[Python-Dev] The end of 2.7

a.cavallo at cavallinux.eu a.cavallo at cavallinux.eu
Tue Apr 9 12:24:27 CEST 2013

;) there's the missing bit.

btw apologies if that looked offensive: it wasn't intended.

I disagree on "bilingual extension modules are easier".

While #ifdef can sort some issues (compiling ones mostly) it won't be
much of a help if a module crash (and not much help from testing 

In that case debugging it involves a lot of steps as gatering the
core dumps (if available), having a readily build python debug version, 
a debugger and
restoring the crashing system in a similar state.
All these steps might not be possible at all (imagine a secured 
production server).

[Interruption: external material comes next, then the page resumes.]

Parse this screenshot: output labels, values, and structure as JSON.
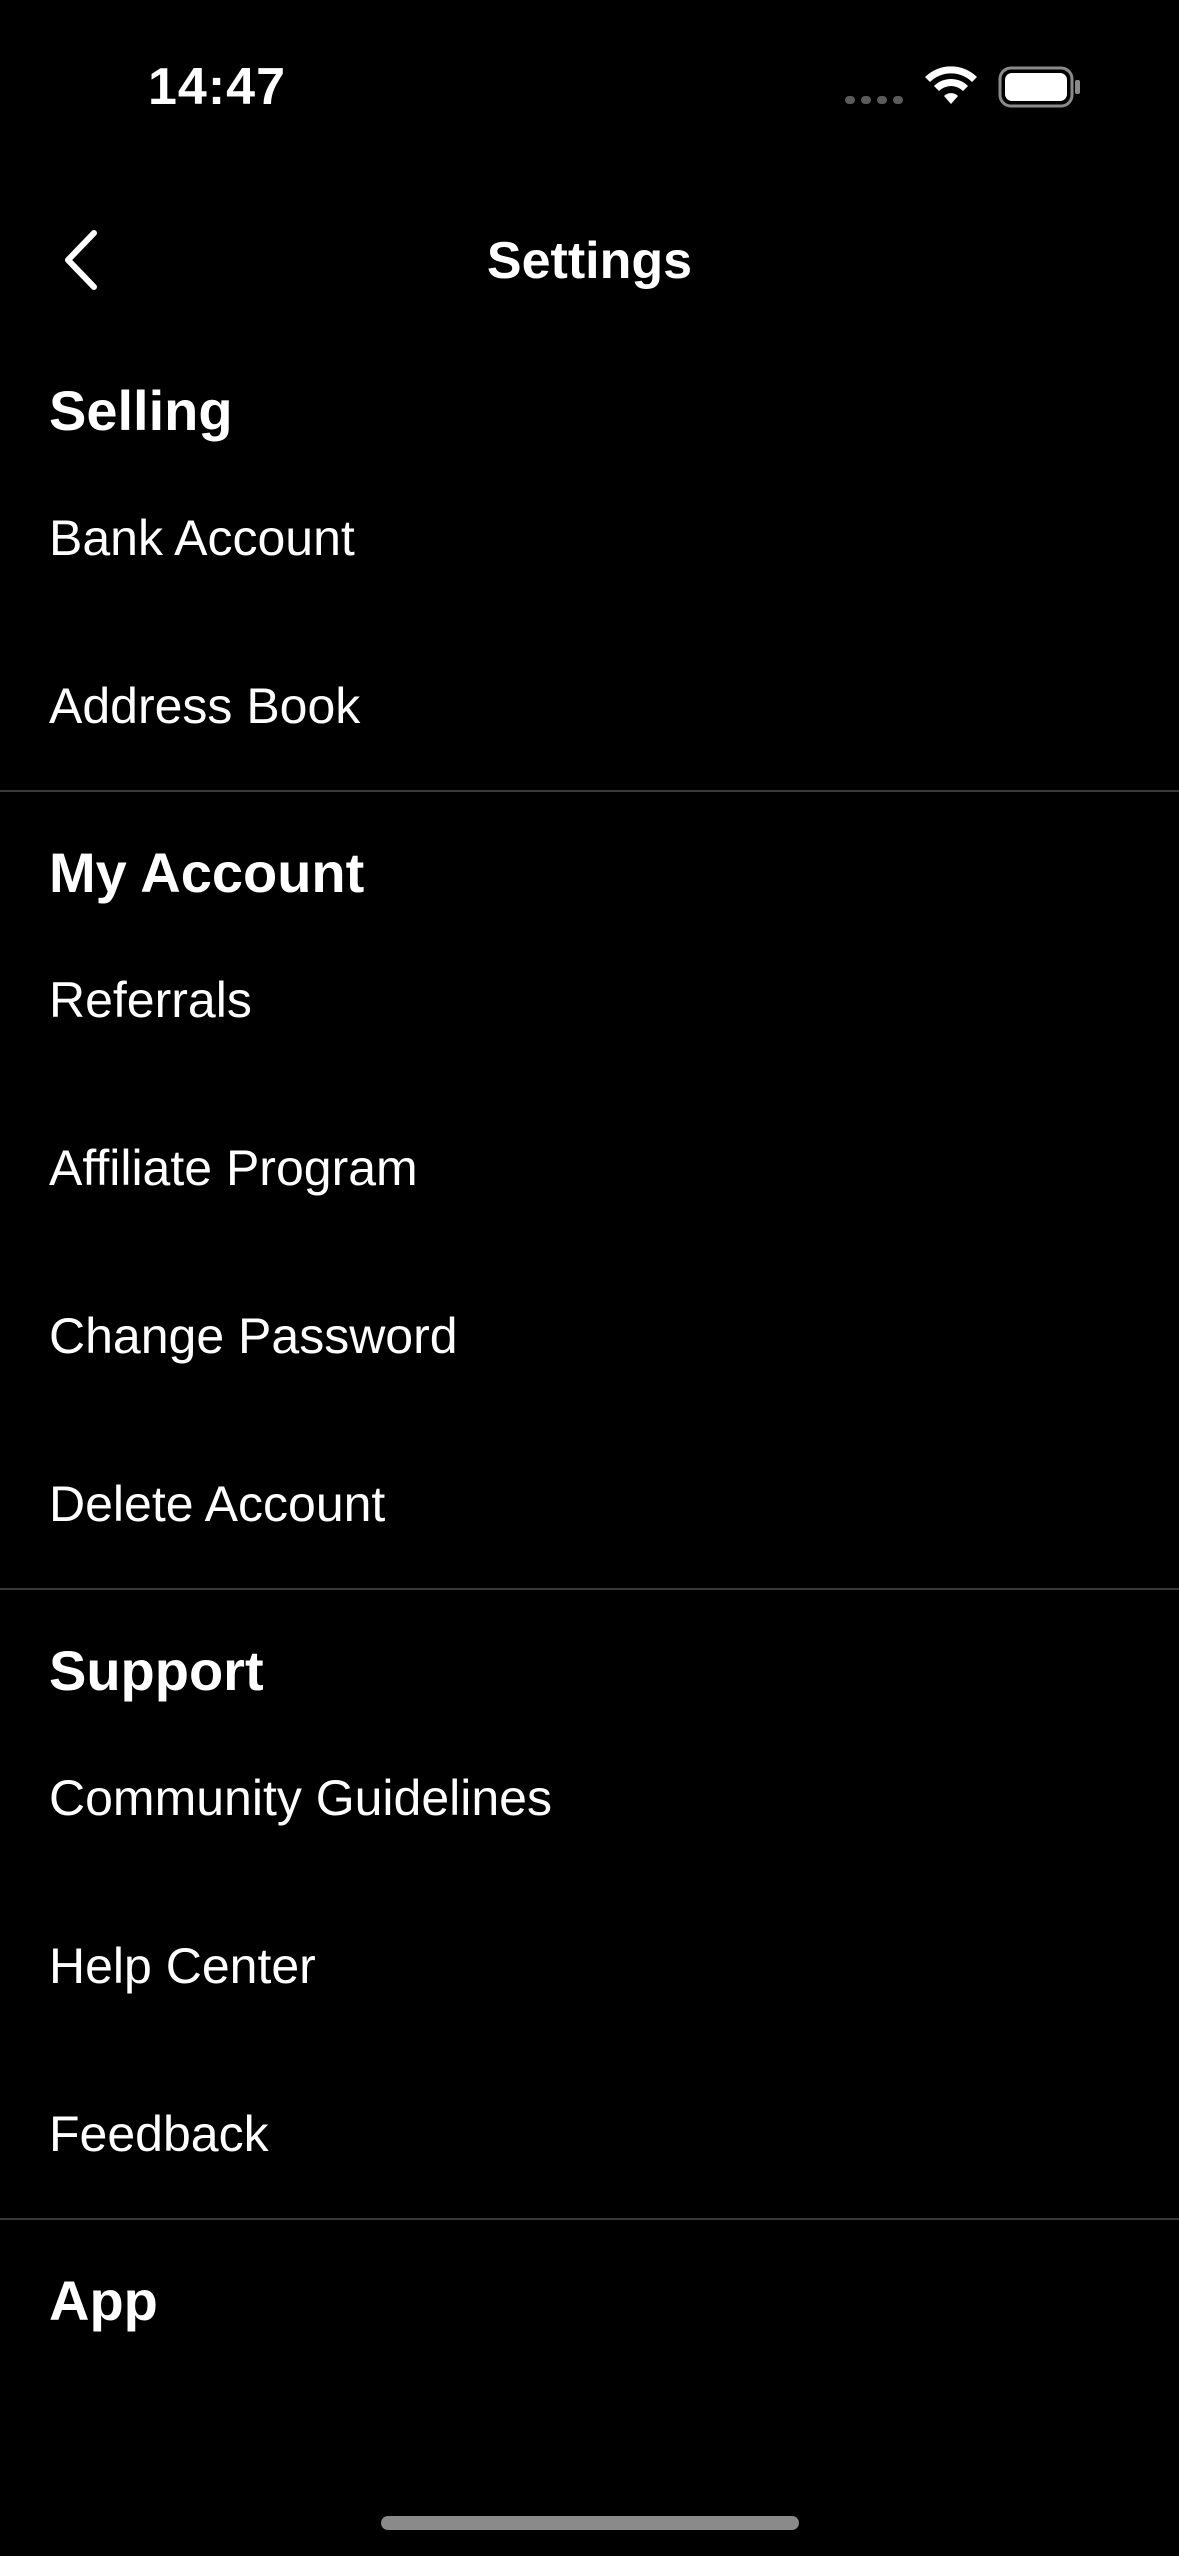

I'm not saying it is not possible but the caused downtime can quickly 
(think of it in days terms more than hours).

These are hidden costs to a company and it is hard to convince anyone 
to agressively port something to 3.x
if it is reliably working on let's say 2.x: especially under time 
pressure conditions.

On the bright side there's some success moving into 2.7: and we can all 
make sure the move to 3.x will
be as small as possible in case in future time/policy constraints are 


On 2013-04-09 00:48, Barry Warsaw wrote:
> On Apr 08, 2013, at 11:32 PM, Antonio Cavallo wrote:
>>Cool, next time I have to port an extension written in C/C++ I'll be 
>> looking
>>only for bytes vs. strings problems.  I knew it was easy.
> Since I didn't see a smiley, I'll assume that wasn't sarcastic. ;)
> In some ways bilingual extension modules are easier because of 
> #ifdef, but
> the general principle still holds.  If you have a clear bytes v. 
> strings
> story, it's not really that difficult to port extension modules 
> either, at
> least IME.
> -Barry

More information about the Python-Dev mailing list